Copy out, from the entries below, each line that holds the string "DATOS".

[Records from a data collection]
§

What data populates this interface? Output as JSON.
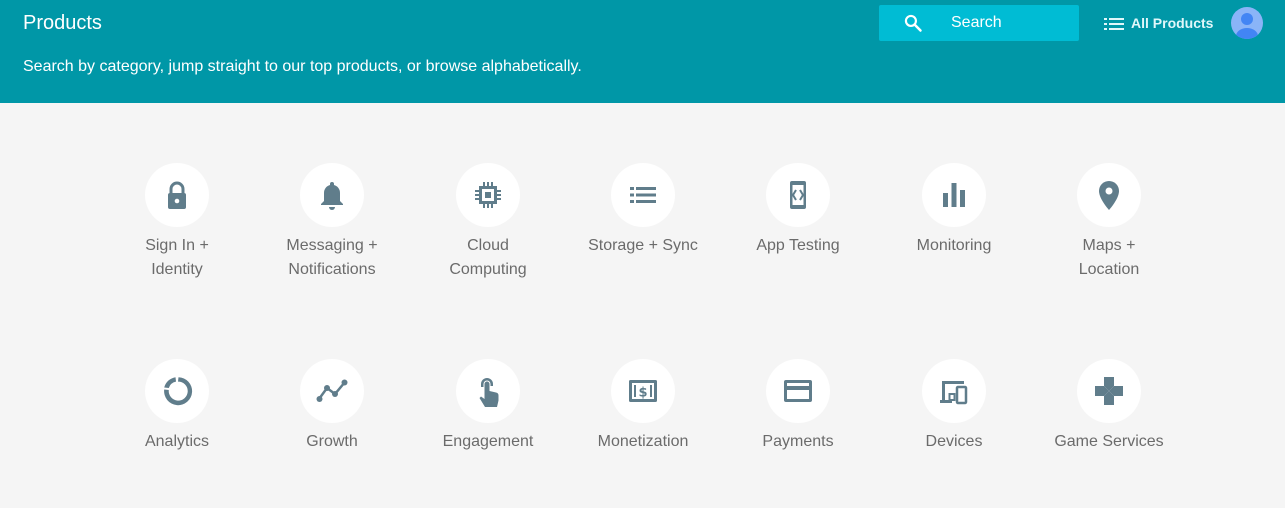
{
  "header": {
    "title": "Products",
    "subtitle": "Search by category, jump straight to our top products, or browse alphabetically.",
    "search_label": "Search",
    "all_products_label": "All Products",
    "background_color": "#0097a7",
    "search_color": "#00bcd4"
  },
  "icon_color": "#607d8b",
  "categories": [
    {
      "label": "Sign In +\nIdentity",
      "icon": "lock-icon"
    },
    {
      "label": "Messaging +\nNotifications",
      "icon": "bell-icon"
    },
    {
      "label": "Cloud\nComputing",
      "icon": "chip-icon"
    },
    {
      "label": "Storage + Sync",
      "icon": "list-icon"
    },
    {
      "label": "App Testing",
      "icon": "code-phone-icon"
    },
    {
      "label": "Monitoring",
      "icon": "bar-chart-icon"
    },
    {
      "label": "Maps +\nLocation",
      "icon": "location-pin-icon"
    },
    {
      "label": "Analytics",
      "icon": "donut-icon"
    },
    {
      "label": "Growth",
      "icon": "trend-icon"
    },
    {
      "label": "Engagement",
      "icon": "touch-icon"
    },
    {
      "label": "Monetization",
      "icon": "dollar-icon"
    },
    {
      "label": "Payments",
      "icon": "credit-card-icon"
    },
    {
      "label": "Devices",
      "icon": "devices-icon"
    },
    {
      "label": "Game Services",
      "icon": "gamepad-icon"
    }
  ]
}
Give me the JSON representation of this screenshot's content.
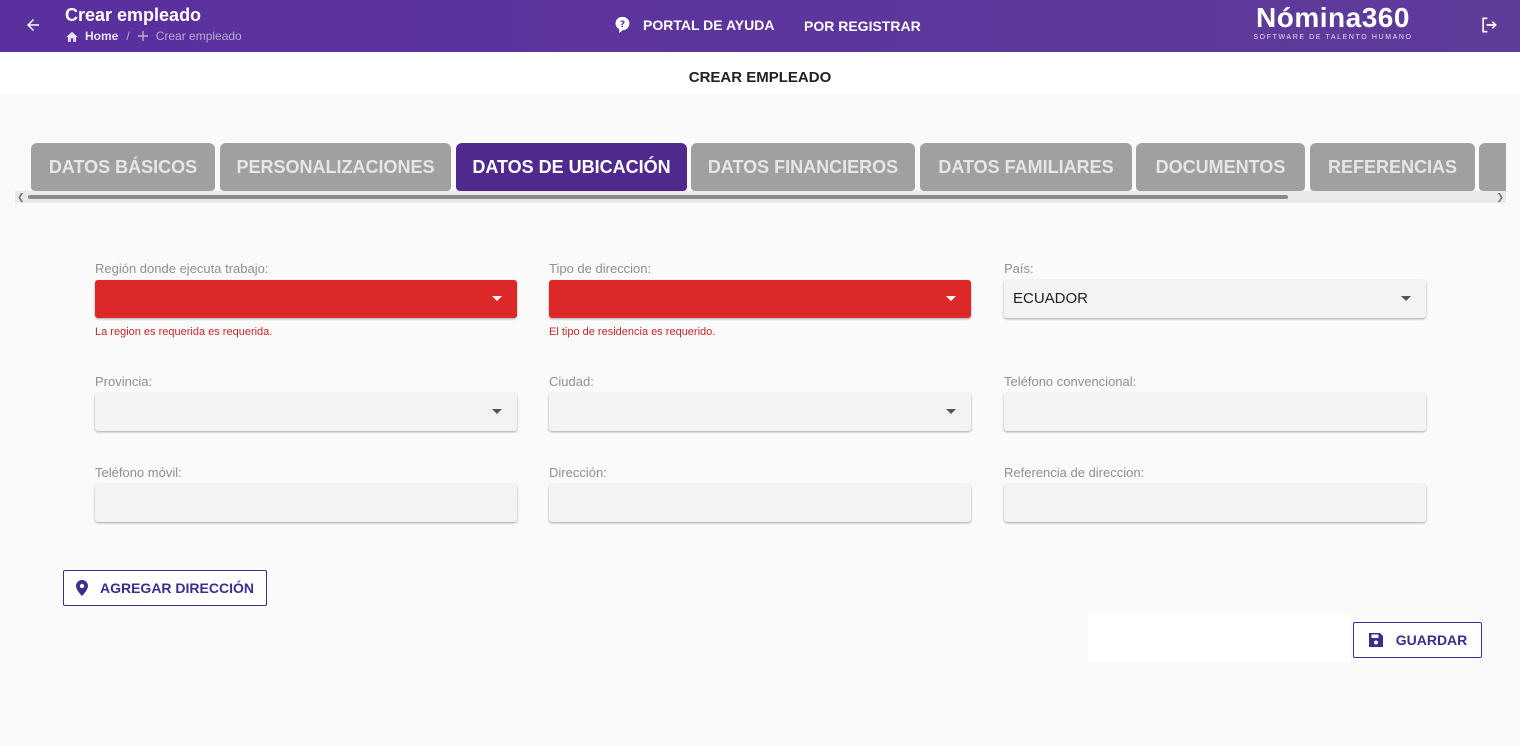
{
  "header": {
    "title": "Crear empleado",
    "breadcrumb": {
      "home": "Home",
      "current": "Crear empleado"
    },
    "help_label": "PORTAL DE AYUDA",
    "register_label": "POR REGISTRAR",
    "logo_name": "Nómina360",
    "logo_tagline": "SOFTWARE DE TALENTO HUMANO"
  },
  "subheader": {
    "title": "CREAR EMPLEADO"
  },
  "tabs": [
    {
      "label": "DATOS BÁSICOS",
      "active": false
    },
    {
      "label": "PERSONALIZACIONES",
      "active": false
    },
    {
      "label": "DATOS DE UBICACIÓN",
      "active": true
    },
    {
      "label": "DATOS FINANCIEROS",
      "active": false
    },
    {
      "label": "DATOS FAMILIARES",
      "active": false
    },
    {
      "label": "DOCUMENTOS",
      "active": false
    },
    {
      "label": "REFERENCIAS",
      "active": false
    }
  ],
  "form": {
    "region": {
      "label": "Región donde ejecuta trabajo:",
      "value": "",
      "error": "La region es requerida es requerida."
    },
    "tipo_direccion": {
      "label": "Tipo de direccion:",
      "value": "",
      "error": "El tipo de residencia es requerido."
    },
    "pais": {
      "label": "País:",
      "value": "ECUADOR"
    },
    "provincia": {
      "label": "Provincia:",
      "value": ""
    },
    "ciudad": {
      "label": "Ciudad:",
      "value": ""
    },
    "telefono_convencional": {
      "label": "Teléfono convencional:",
      "value": ""
    },
    "telefono_movil": {
      "label": "Teléfono móvil:",
      "value": ""
    },
    "direccion": {
      "label": "Dirección:",
      "value": ""
    },
    "referencia_direccion": {
      "label": "Referencia de direccion:",
      "value": ""
    }
  },
  "actions": {
    "add_address_label": "AGREGAR DIRECCIÓN",
    "save_label": "GUARDAR"
  },
  "colors": {
    "header_bg": "#5a2f9e",
    "active_tab": "#4f2a8c",
    "inactive_tab": "#a0a0a0",
    "error": "#dc2828",
    "button_text": "#3d2d8c"
  }
}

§

→ Written response
      "label": "DATOS BÁSICOS",
      "label": "DATOS DE UBICACIÓN",
      "label": "DATOS FINANCIEROS",
      "label": "DATOS FAMILIARES",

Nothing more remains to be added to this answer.